In tough times, business at thrift stores is booming

When Kansas City preschool teacher Elizabeth Eastburn walked down the aisle last April she wore an $800 wedding gown from a major bridal retailer. Only she didn’t pay $800 for it.

She paid $15 for the never-worn dress at a thrift store.

With money tight these days, this is Eastburn’s new way to shop. So on a recent day off from school, with book shelves and exercise pants on her shopping list, Eastburn wandered the aisles of Hillcrest Thrift Shop, one of several stores changing their ways to attract, and keep, new customers like Eastburn.

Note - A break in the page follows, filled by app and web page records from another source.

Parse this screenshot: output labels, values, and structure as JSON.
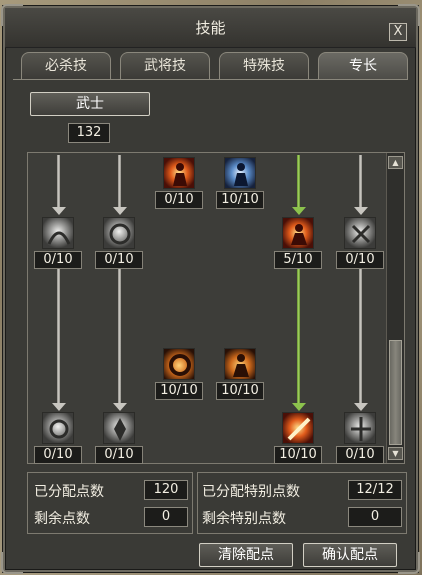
{
  "window": {
    "title": "技能",
    "close_label": "X"
  },
  "tabs": [
    {
      "label": "必杀技"
    },
    {
      "label": "武将技"
    },
    {
      "label": "特殊技"
    },
    {
      "label": "专长"
    }
  ],
  "class_button": {
    "label": "武士"
  },
  "points_value": "132",
  "skills": [
    {
      "name": "skill-fire-aura",
      "icon": "fire-aura-icon",
      "count": "0/10",
      "style": "red"
    },
    {
      "name": "skill-ice-aura",
      "icon": "ice-aura-icon",
      "count": "10/10",
      "style": "blue"
    },
    {
      "name": "skill-gray-1",
      "icon": "gray-skill-icon",
      "count": "0/10",
      "style": "gray"
    },
    {
      "name": "skill-gray-2",
      "icon": "gray-skill-icon",
      "count": "0/10",
      "style": "gray"
    },
    {
      "name": "skill-flame-warrior",
      "icon": "flame-warrior-icon",
      "count": "5/10",
      "style": "red"
    },
    {
      "name": "skill-gray-3",
      "icon": "gray-skill-icon",
      "count": "0/10",
      "style": "gray"
    },
    {
      "name": "skill-fire-ring",
      "icon": "fire-ring-icon",
      "count": "10/10",
      "style": "orange"
    },
    {
      "name": "skill-fire-summon",
      "icon": "fire-summon-icon",
      "count": "10/10",
      "style": "orange"
    },
    {
      "name": "skill-gray-4",
      "icon": "gray-skill-icon",
      "count": "0/10",
      "style": "gray"
    },
    {
      "name": "skill-gray-5",
      "icon": "gray-skill-icon",
      "count": "0/10",
      "style": "gray"
    },
    {
      "name": "skill-fire-blast",
      "icon": "fire-blast-icon",
      "count": "10/10",
      "style": "red"
    },
    {
      "name": "skill-gray-6",
      "icon": "gray-skill-icon",
      "count": "0/10",
      "style": "gray"
    }
  ],
  "stats": {
    "allocated_label": "已分配点数",
    "allocated_value": "120",
    "remaining_label": "剩余点数",
    "remaining_value": "0",
    "special_allocated_label": "已分配特别点数",
    "special_allocated_value": "12/12",
    "special_remaining_label": "剩余特别点数",
    "special_remaining_value": "0"
  },
  "buttons": {
    "clear": "清除配点",
    "confirm": "确认配点"
  },
  "colors": {
    "connector_gray": "#c8c6c0",
    "connector_green": "#8cc24d",
    "panel_bg": "#3a3a36"
  }
}
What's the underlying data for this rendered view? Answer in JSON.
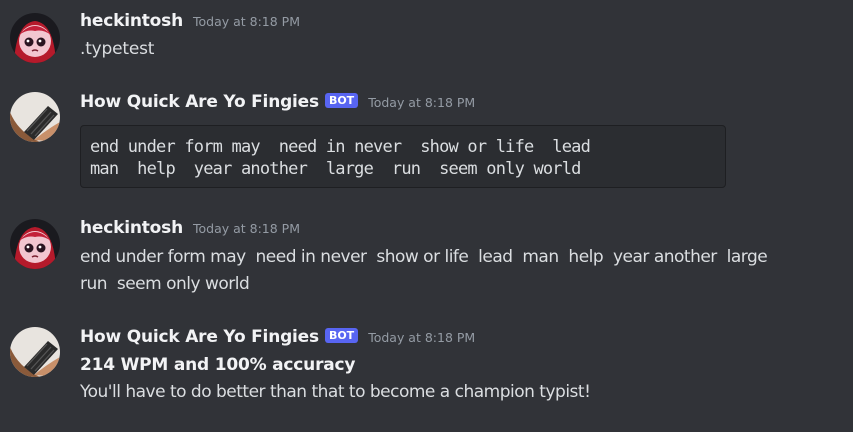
{
  "messages": [
    {
      "username": "heckintosh",
      "timestamp": "Today at 8:18 PM",
      "avatar_icon": "anime-girl-avatar",
      "text": ".typetest"
    },
    {
      "username": "How Quick Are Yo Fingies",
      "bot_tag": "BOT",
      "timestamp": "Today at 8:18 PM",
      "avatar_icon": "keyboard-avatar",
      "code_lines": [
        "end under form may  need in never  show or life  lead",
        "man  help  year another  large  run  seem only world"
      ]
    },
    {
      "username": "heckintosh",
      "timestamp": "Today at 8:18 PM",
      "avatar_icon": "anime-girl-avatar",
      "lines": [
        "end under form may  need in never  show or life  lead  man  help  year another  large",
        "run  seem only world"
      ]
    },
    {
      "username": "How Quick Are Yo Fingies",
      "bot_tag": "BOT",
      "timestamp": "Today at 8:18 PM",
      "avatar_icon": "keyboard-avatar",
      "bold_line": "214 WPM and 100% accuracy",
      "line": "You'll have to do better than that to become a champion typist!"
    }
  ],
  "colors": {
    "background": "#313338",
    "bot_tag": "#5865f2",
    "code_block_bg": "#2b2d31",
    "timestamp": "#949ba4"
  }
}
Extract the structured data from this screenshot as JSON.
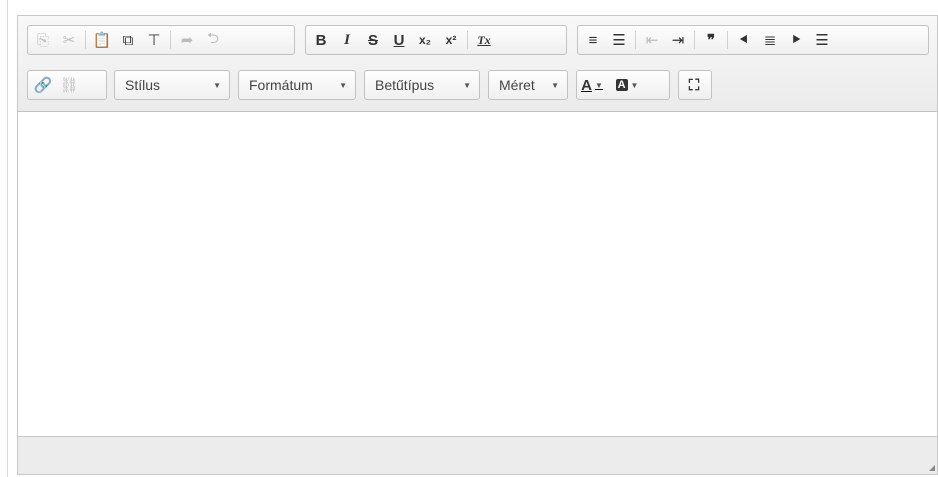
{
  "toolbar": {
    "row1": {
      "clipboard_group": [
        "copy-icon",
        "cut-icon",
        "paste-icon",
        "paste-word-icon",
        "paste-text-icon",
        "redo-icon",
        "undo-icon"
      ],
      "format_group": {
        "bold": "B",
        "italic": "I",
        "strike": "S",
        "underline": "U",
        "subscript": "x₂",
        "superscript": "x²",
        "remove_format": "Tx"
      },
      "paragraph_group": [
        "numbered-list-icon",
        "bulleted-list-icon",
        "decrease-indent-icon",
        "increase-indent-icon",
        "blockquote-icon",
        "align-left-icon",
        "align-center-icon",
        "align-right-icon",
        "justify-icon"
      ]
    },
    "row2": {
      "style_label": "Stílus",
      "format_label": "Formátum",
      "font_label": "Betűtípus",
      "size_label": "Méret",
      "text_color_glyph": "A",
      "bg_color_glyph": "A"
    }
  },
  "colors": {
    "toolbar_bg": "#efefef",
    "border": "#c2c2c2",
    "disabled_icon": "#bcbcbc",
    "icon": "#333333"
  }
}
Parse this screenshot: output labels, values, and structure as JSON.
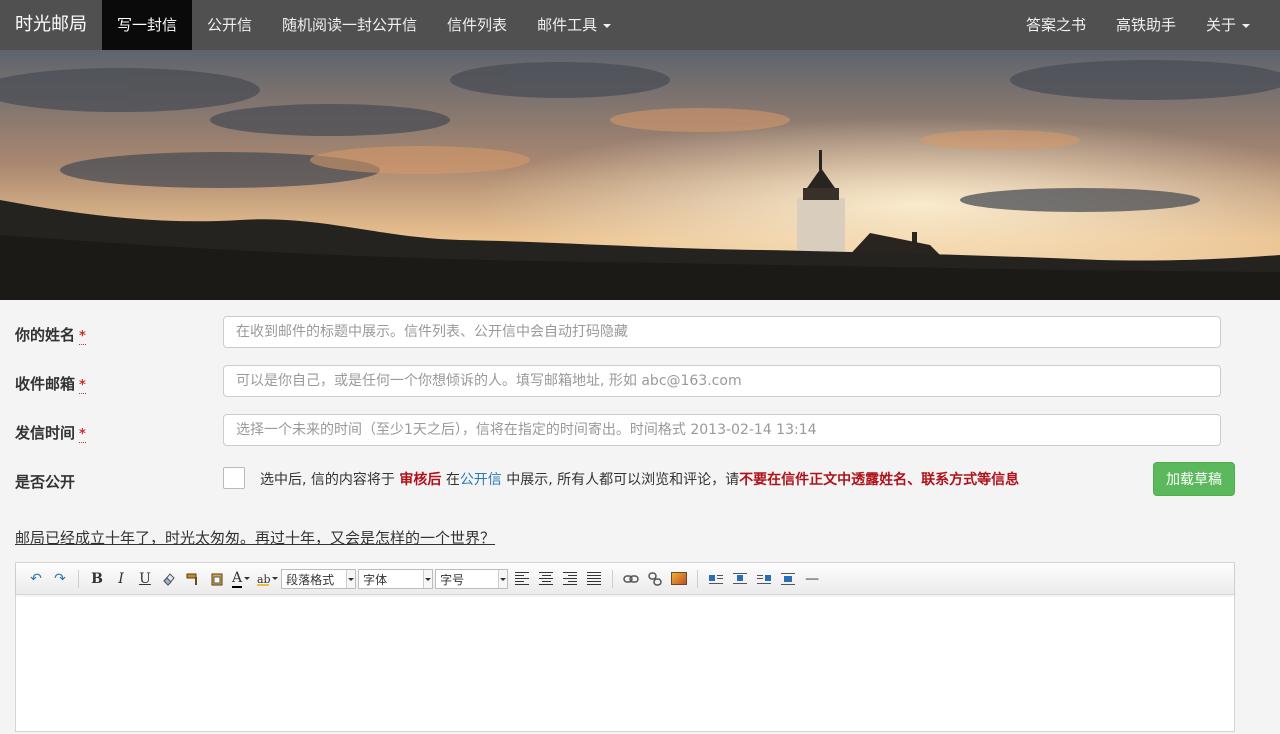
{
  "navbar": {
    "brand": "时光邮局",
    "left_items": [
      {
        "label": "写一封信",
        "active": true
      },
      {
        "label": "公开信"
      },
      {
        "label": "随机阅读一封公开信"
      },
      {
        "label": "信件列表"
      },
      {
        "label": "邮件工具",
        "dropdown": true
      }
    ],
    "right_items": [
      {
        "label": "答案之书"
      },
      {
        "label": "高铁助手"
      },
      {
        "label": "关于",
        "dropdown": true
      }
    ]
  },
  "form": {
    "name_label": "你的姓名",
    "name_placeholder": "在收到邮件的标题中展示。信件列表、公开信中会自动打码隐藏",
    "email_label": "收件邮箱",
    "email_placeholder": "可以是你自己，或是任何一个你想倾诉的人。填写邮箱地址, 形如 abc@163.com",
    "time_label": "发信时间",
    "time_placeholder": "选择一个未来的时间（至少1天之后），信将在指定的时间寄出。时间格式 2013-02-14 13:14",
    "required_mark": "*",
    "public_label": "是否公开",
    "public_text_1": "选中后, 信的内容将于",
    "public_text_review": "审核后",
    "public_text_2": "在",
    "public_text_link": "公开信",
    "public_text_3": "中展示, 所有人都可以浏览和评论，请",
    "public_text_warning": "不要在信件正文中透露姓名、联系方式等信息",
    "load_draft_button": "加载草稿",
    "tagline": "邮局已经成立十年了，时光太匆匆。再过十年，又会是怎样的一个世界？"
  },
  "editor": {
    "paragraph_format": "段落格式",
    "font_family": "字体",
    "font_size": "字号",
    "bold": "B",
    "italic": "I",
    "underline": "U",
    "font_color": "A",
    "undo": "↶",
    "redo": "↷",
    "hr": "—"
  },
  "colors": {
    "navbar_bg": "#505050",
    "active_nav_bg": "#0a0a0a",
    "draft_button": "#5cb85c",
    "warning_red": "#b0121b",
    "link_blue": "#2a7ab8"
  }
}
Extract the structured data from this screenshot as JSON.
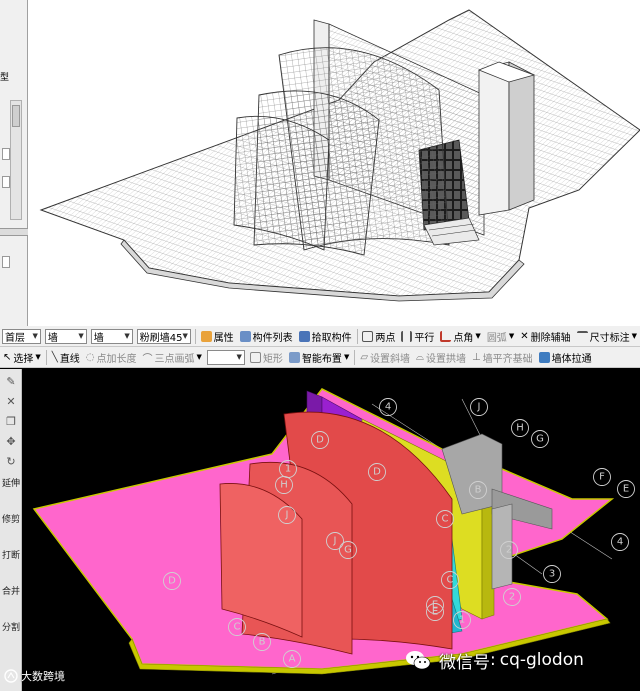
{
  "top_panel": {
    "left_strip": {
      "label": "型"
    }
  },
  "toolbar_1": {
    "floor_select": "首层",
    "type_select_1": "墙",
    "type_select_2": "墙",
    "component_select": "粉刷墙45",
    "properties": "属性",
    "component_list": "构件列表",
    "pick_component": "拾取构件",
    "two_points": "两点",
    "parallel": "平行",
    "point_angle": "点角",
    "arc": "圆弧",
    "delete_aux_axis": "删除辅轴",
    "dimension": "尺寸标注"
  },
  "toolbar_2": {
    "select": "选择",
    "line": "直线",
    "point_add_length": "点加长度",
    "three_point_arc": "三点画弧",
    "rectangle": "矩形",
    "smart_layout": "智能布置",
    "set_slope_wall": "设置斜墙",
    "set_arch_wall": "设置拱墙",
    "align_wall_base": "墙平齐基础",
    "wall_stretch": "墙体拉通"
  },
  "left_tools": {
    "extend": "延伸",
    "trim": "修剪",
    "break": "打断",
    "merge": "合并",
    "split": "分割"
  },
  "axis_labels": {
    "letters": [
      "A",
      "B",
      "C",
      "D",
      "C",
      "D",
      "E",
      "F",
      "G",
      "H",
      "J",
      "E",
      "J",
      "H",
      "G",
      "J",
      "D",
      "C",
      "B",
      "E"
    ],
    "numbers": [
      "1",
      "2",
      "3",
      "4",
      "4",
      "1",
      "2"
    ]
  },
  "watermark": {
    "prefix": "微信号",
    "colon": ":",
    "account": "cq-glodon"
  },
  "brand": {
    "name": "大数跨境"
  },
  "colors": {
    "floor_pink": "#ff66cc",
    "shell_red": "#e24a4a",
    "wall_purple": "#9a20d0",
    "wall_yellow": "#dddd22",
    "stair_gray": "#a7a7a7",
    "glass_cyan": "#33d9d9",
    "slab_edge_yellow": "#c8c800"
  },
  "icons": [
    "wechat-icon",
    "brand-logo-icon",
    "select-arrow-icon",
    "line-icon",
    "arc-icon",
    "properties-icon",
    "list-icon",
    "pick-icon",
    "two-point-icon",
    "parallel-icon",
    "angle-icon",
    "delete-axis-icon",
    "dimension-icon",
    "rectangle-icon",
    "smart-icon",
    "slope-wall-icon",
    "arch-wall-icon",
    "align-icon",
    "stretch-icon"
  ]
}
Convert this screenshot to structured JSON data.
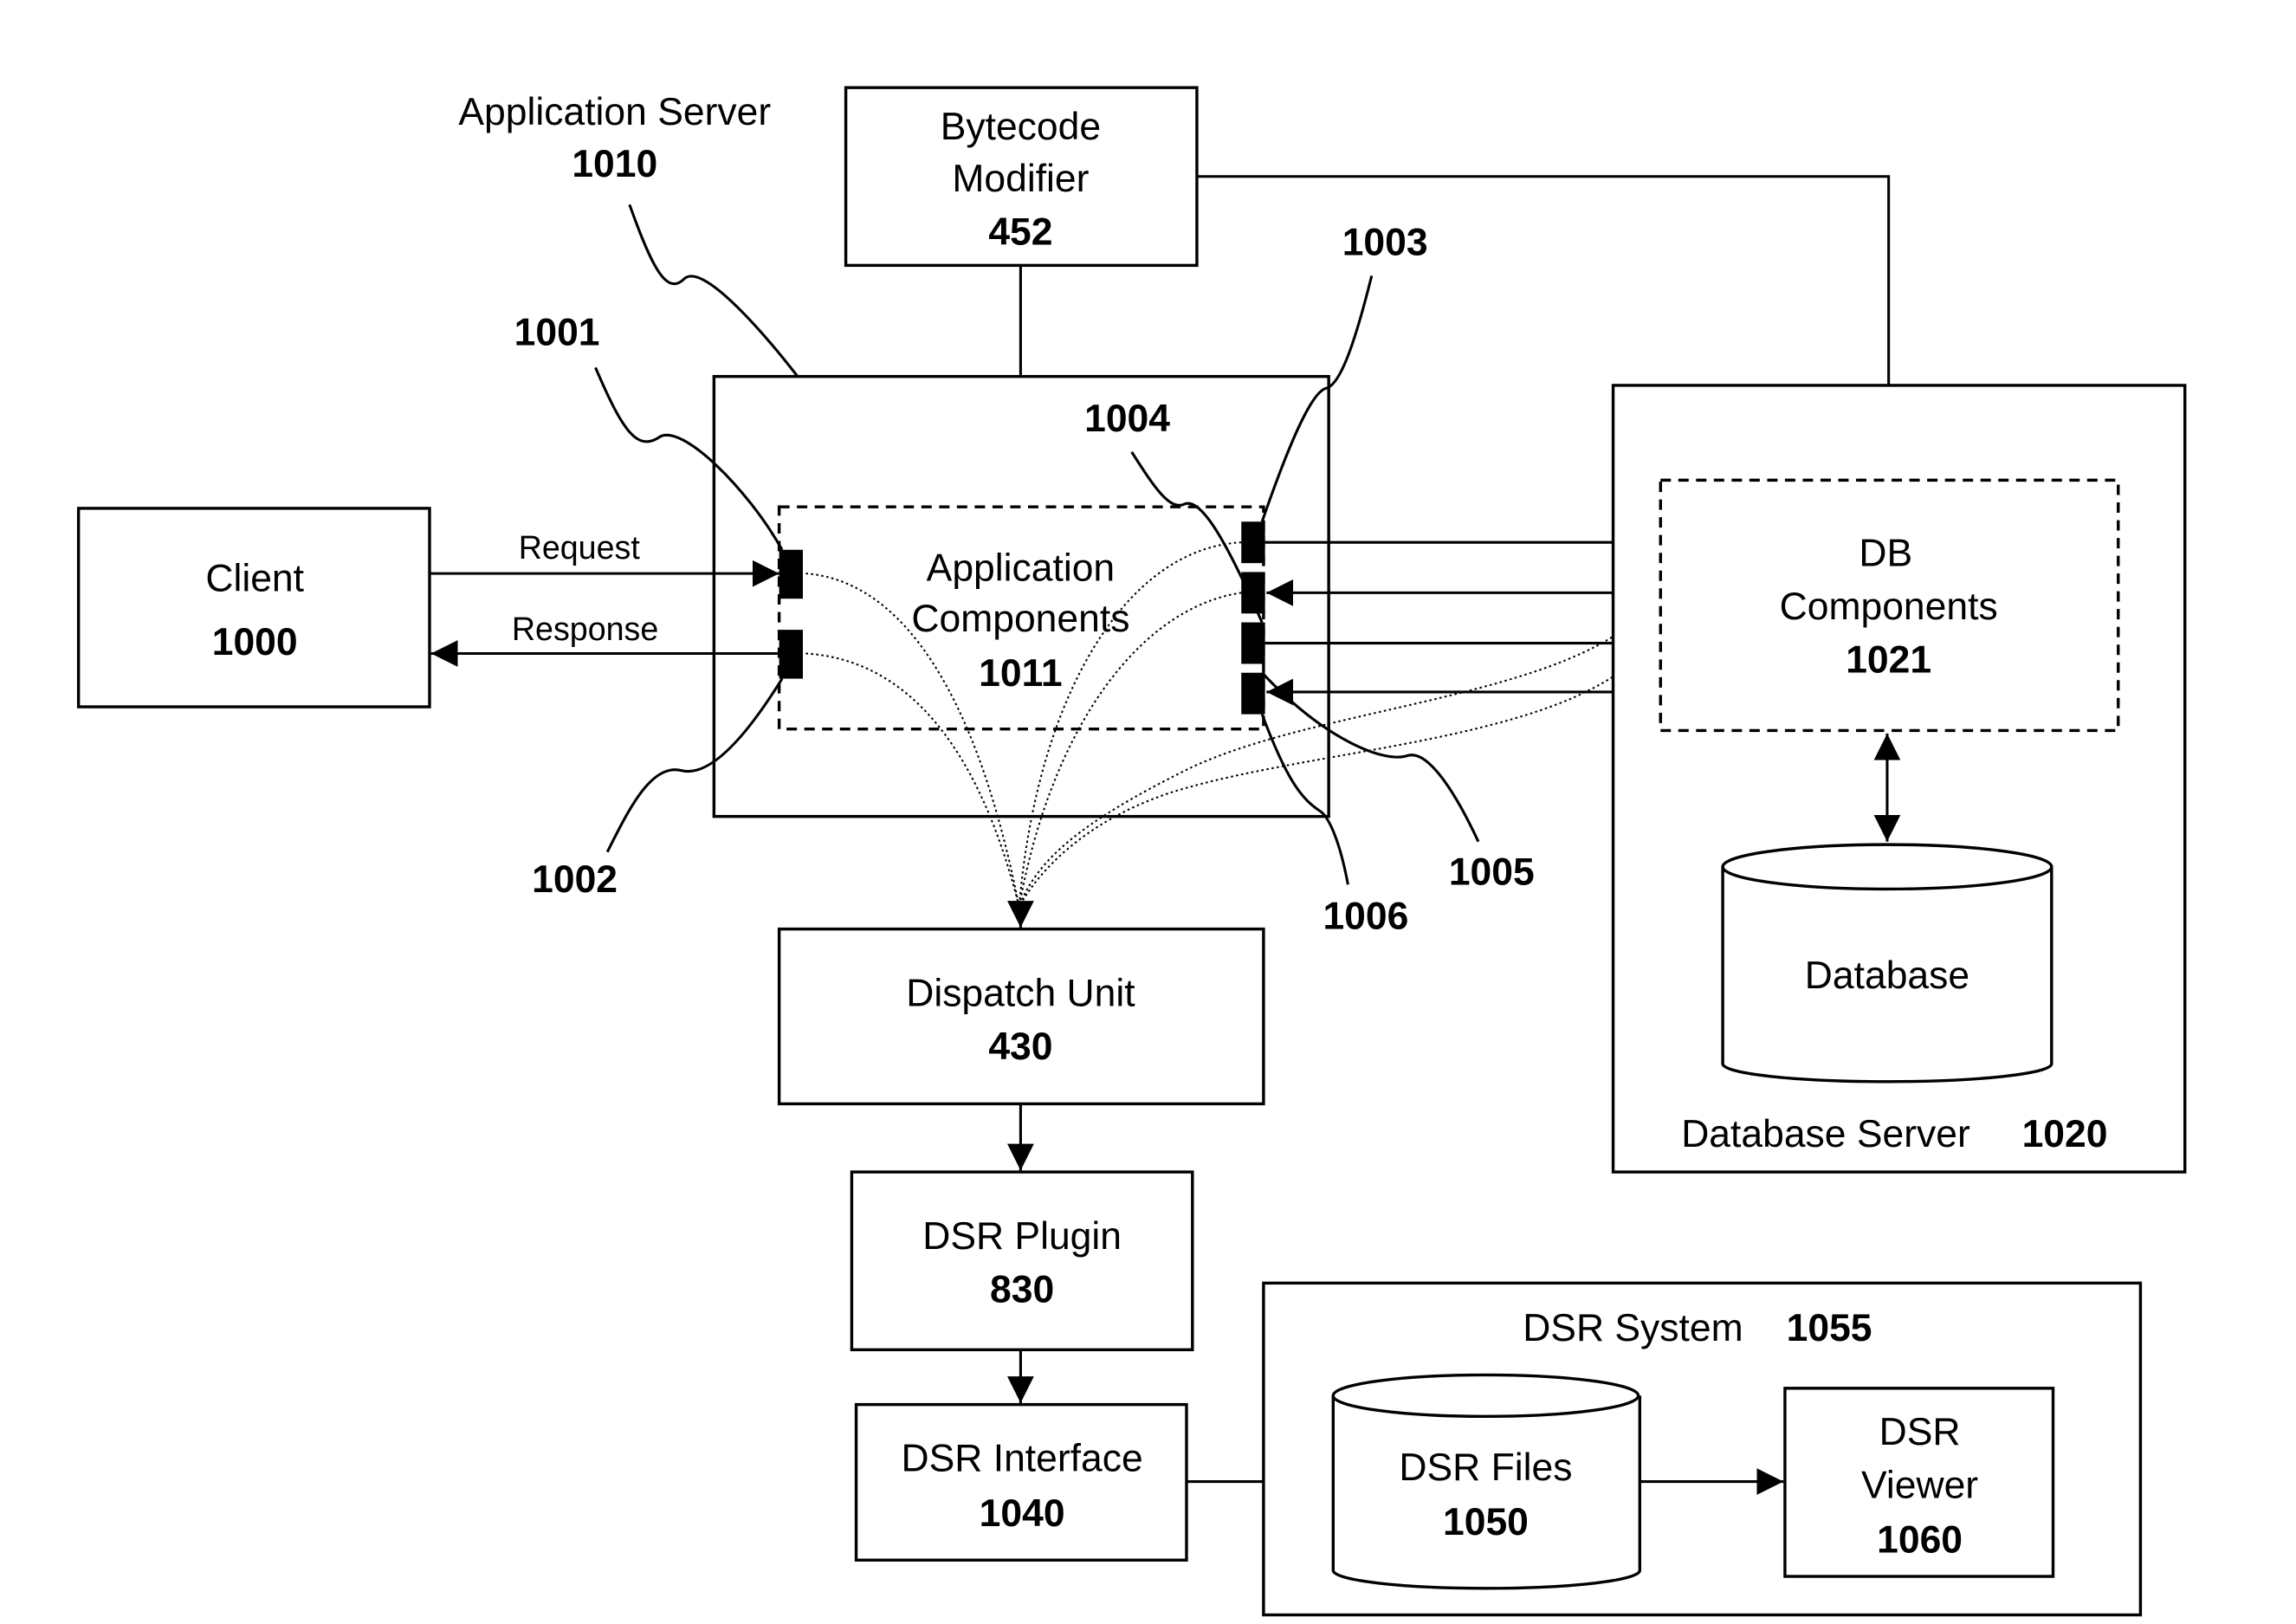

”We’re going gangbusters,” Manager Lou Warner said of business. “It’s the economic times the way they are. People are just needing to find things cheaper.”

And thrift stores are thriving. Members of the Association of Resale Professionals, which represents nearly 1,000 consignment and thrift stores, reported that net sales increased 12.7 percent in 2009 from 2008, trouncing overall retail sales that declined 7.3 percent over that time.

The Associated Press